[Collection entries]
------------------------------------

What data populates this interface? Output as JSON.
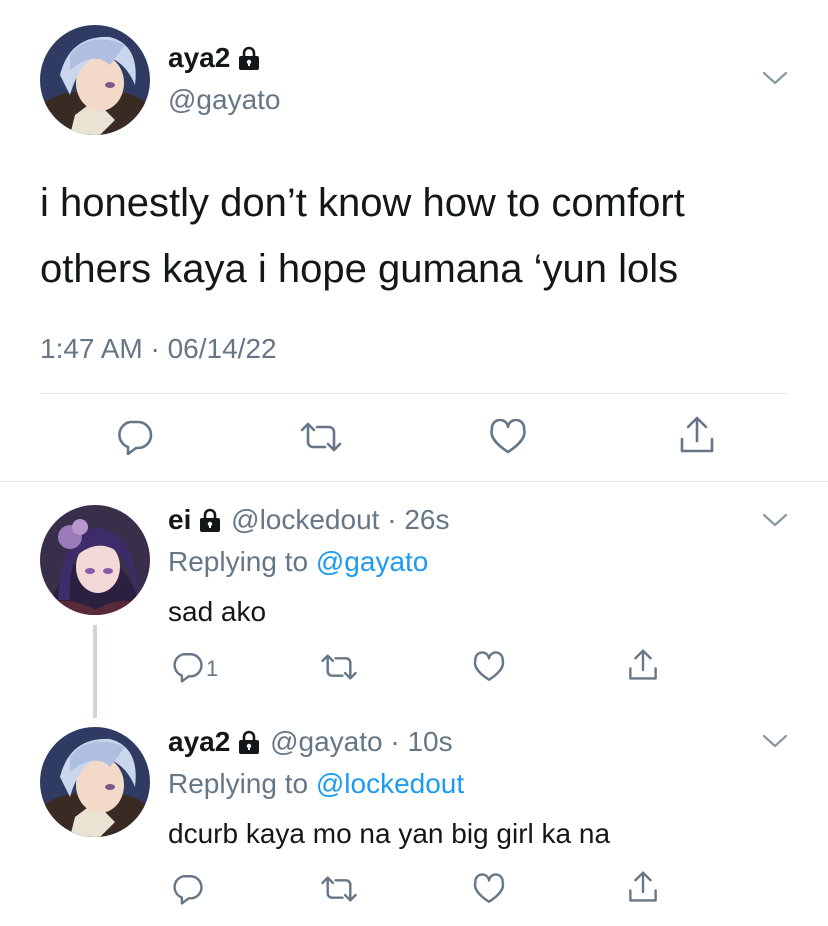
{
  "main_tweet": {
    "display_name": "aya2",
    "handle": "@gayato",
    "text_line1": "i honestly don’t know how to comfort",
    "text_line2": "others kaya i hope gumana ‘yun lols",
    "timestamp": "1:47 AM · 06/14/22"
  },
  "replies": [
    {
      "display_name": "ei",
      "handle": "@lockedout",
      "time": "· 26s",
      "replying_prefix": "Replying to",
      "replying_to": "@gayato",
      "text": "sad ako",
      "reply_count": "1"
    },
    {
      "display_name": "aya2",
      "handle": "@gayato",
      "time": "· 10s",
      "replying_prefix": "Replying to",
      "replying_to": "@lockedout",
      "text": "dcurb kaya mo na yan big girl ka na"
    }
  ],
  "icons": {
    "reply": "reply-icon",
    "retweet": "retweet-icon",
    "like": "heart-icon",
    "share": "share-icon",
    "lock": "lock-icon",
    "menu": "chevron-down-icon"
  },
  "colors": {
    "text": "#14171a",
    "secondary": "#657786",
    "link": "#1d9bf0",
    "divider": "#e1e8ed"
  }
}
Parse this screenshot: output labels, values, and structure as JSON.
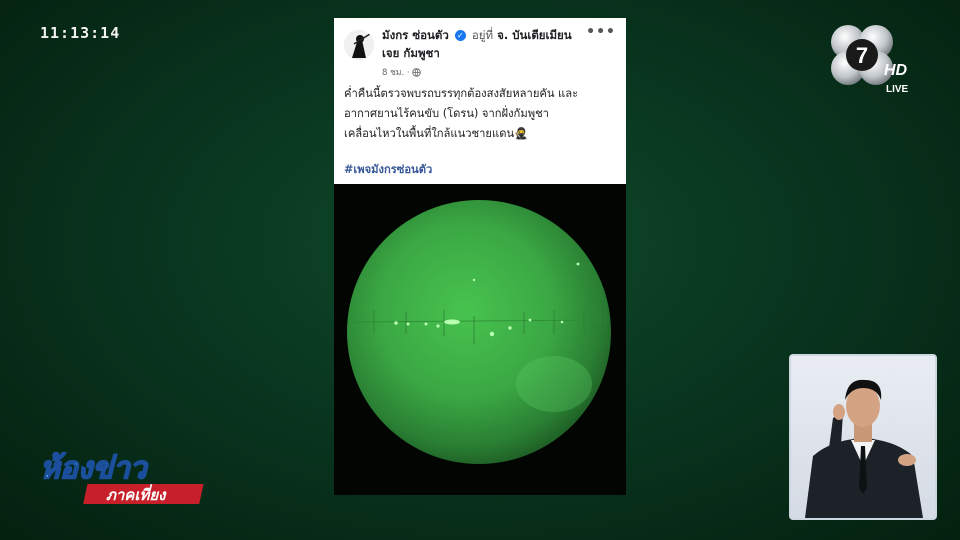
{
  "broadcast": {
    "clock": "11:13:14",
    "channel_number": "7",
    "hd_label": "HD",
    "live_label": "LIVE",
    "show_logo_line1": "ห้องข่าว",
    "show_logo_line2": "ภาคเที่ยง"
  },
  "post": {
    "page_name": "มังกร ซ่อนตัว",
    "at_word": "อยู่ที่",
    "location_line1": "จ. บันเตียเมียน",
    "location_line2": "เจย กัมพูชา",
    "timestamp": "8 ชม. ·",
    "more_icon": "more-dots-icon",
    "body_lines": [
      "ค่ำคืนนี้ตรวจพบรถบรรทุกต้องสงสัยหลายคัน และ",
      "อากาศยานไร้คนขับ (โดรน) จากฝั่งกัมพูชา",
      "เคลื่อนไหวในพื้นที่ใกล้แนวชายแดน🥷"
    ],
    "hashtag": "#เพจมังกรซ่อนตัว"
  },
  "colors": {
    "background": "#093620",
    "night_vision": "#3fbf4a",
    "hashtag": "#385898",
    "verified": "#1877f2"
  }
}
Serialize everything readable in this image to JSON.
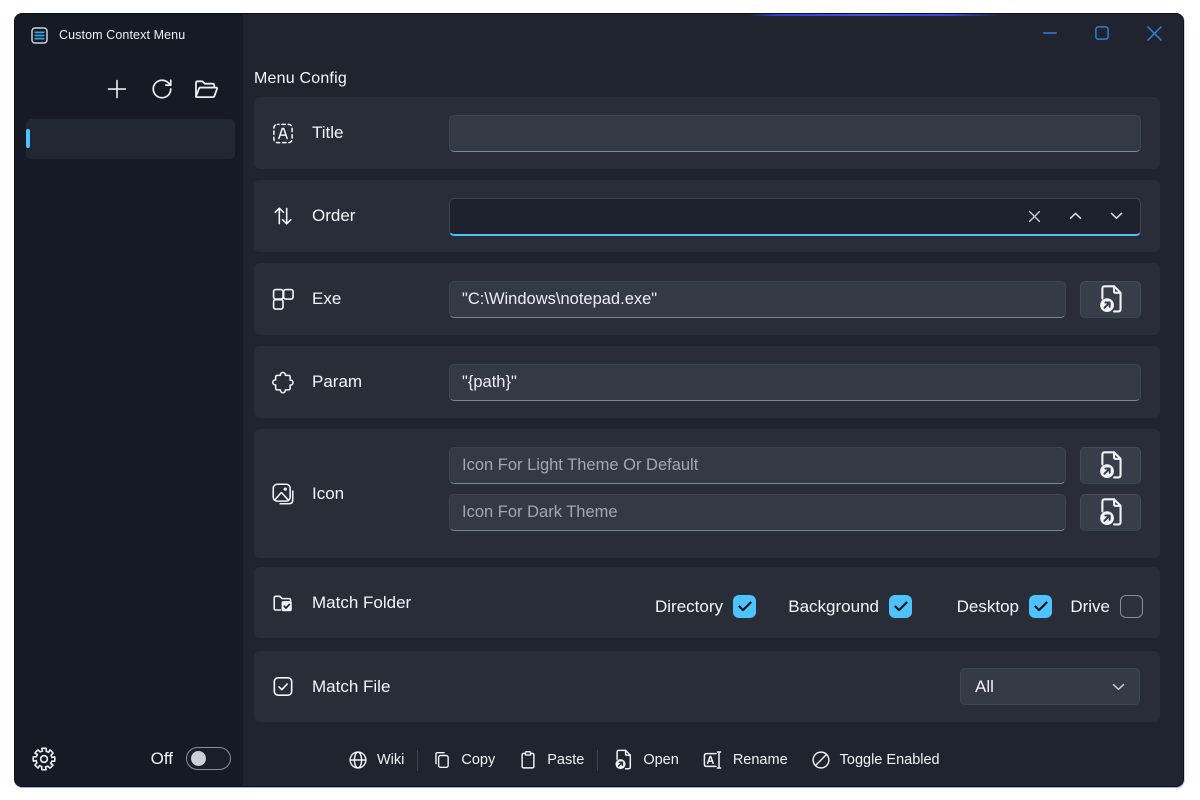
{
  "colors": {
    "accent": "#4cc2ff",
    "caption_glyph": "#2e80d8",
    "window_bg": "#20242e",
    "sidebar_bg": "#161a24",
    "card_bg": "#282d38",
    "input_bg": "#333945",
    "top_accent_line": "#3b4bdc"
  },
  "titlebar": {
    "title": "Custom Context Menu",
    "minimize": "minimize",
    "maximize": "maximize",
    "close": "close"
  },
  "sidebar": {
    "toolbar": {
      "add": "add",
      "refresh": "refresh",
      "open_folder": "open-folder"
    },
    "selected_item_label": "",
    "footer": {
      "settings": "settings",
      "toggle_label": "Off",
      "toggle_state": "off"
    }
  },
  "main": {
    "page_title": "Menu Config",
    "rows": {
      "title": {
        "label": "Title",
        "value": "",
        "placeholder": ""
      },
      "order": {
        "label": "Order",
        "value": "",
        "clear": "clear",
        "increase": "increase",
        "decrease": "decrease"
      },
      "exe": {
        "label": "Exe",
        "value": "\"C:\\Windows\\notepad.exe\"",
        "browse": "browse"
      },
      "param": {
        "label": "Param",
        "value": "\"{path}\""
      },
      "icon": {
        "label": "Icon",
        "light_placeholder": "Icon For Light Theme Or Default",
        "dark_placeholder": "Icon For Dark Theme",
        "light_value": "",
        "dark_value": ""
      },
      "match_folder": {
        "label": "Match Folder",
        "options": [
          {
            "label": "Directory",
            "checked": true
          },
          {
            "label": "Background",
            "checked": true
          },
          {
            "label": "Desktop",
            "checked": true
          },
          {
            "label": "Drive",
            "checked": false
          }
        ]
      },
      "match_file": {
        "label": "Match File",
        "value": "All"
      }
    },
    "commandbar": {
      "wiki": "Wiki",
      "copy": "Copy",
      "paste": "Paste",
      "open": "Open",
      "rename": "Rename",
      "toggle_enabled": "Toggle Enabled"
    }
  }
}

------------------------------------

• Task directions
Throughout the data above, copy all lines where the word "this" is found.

• Solved problem
What data populates this interface? Output as JSON.
Parse this screenshot: output labels, values, and structure as JSON.
Serialize everything readable in this image to JSON.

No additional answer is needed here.